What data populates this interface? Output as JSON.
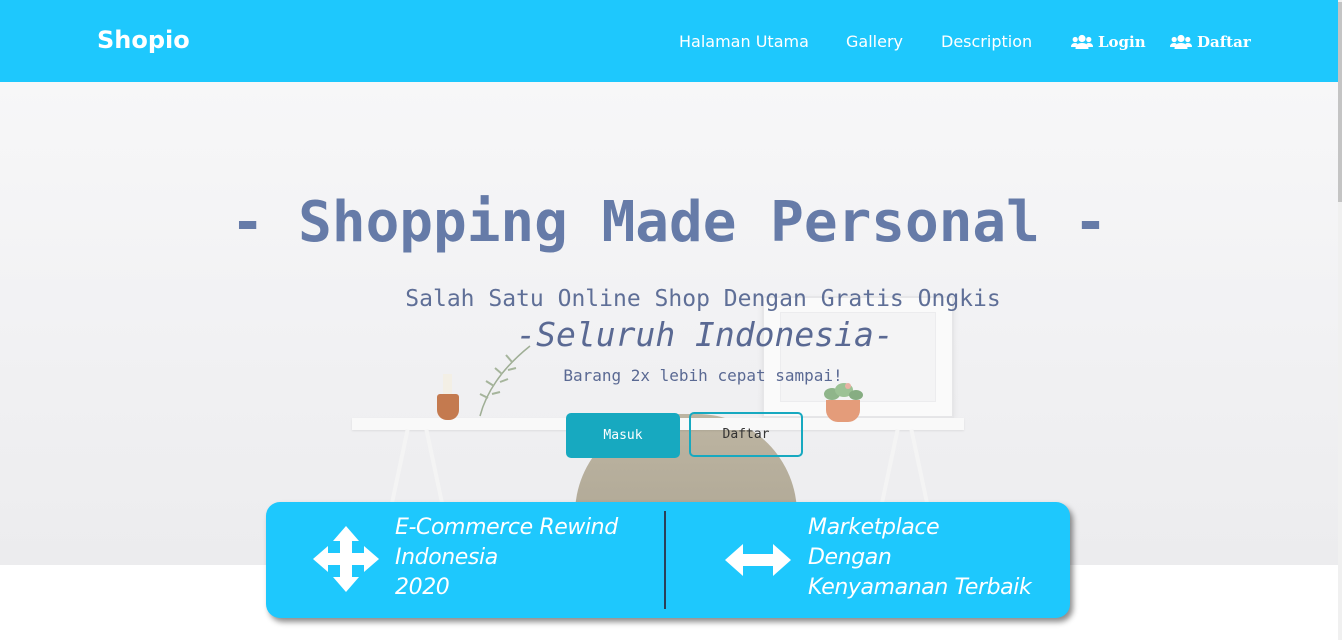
{
  "navbar": {
    "brand": "Shopio",
    "links": [
      "Halaman Utama",
      "Gallery",
      "Description"
    ],
    "login_label": "Login",
    "daftar_label": "Daftar"
  },
  "hero": {
    "title": "- Shopping Made Personal -",
    "subtitle": "Salah Satu Online Shop Dengan Gratis Ongkis",
    "subtitle2": "-Seluruh Indonesia-",
    "tagline": "Barang 2x lebih cepat sampai!",
    "masuk_button": "Masuk",
    "daftar_button": "Daftar"
  },
  "info_card": {
    "left_lines": [
      "E-Commerce Rewind",
      "Indonesia",
      "2020"
    ],
    "right_lines": [
      "Marketplace",
      "Dengan",
      "Kenyamanan Terbaik"
    ],
    "left_icon": "arrows-move-icon",
    "right_icon": "arrows-horizontal-icon"
  },
  "colors": {
    "accent": "#1ec8fd",
    "button_teal": "#17a9c0",
    "hero_text": "#667ba8"
  }
}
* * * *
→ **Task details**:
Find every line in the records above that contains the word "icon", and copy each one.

→ **Output of the task**:
    "left_icon": "arrows-move-icon",
    "right_icon": "arrows-horizontal-icon"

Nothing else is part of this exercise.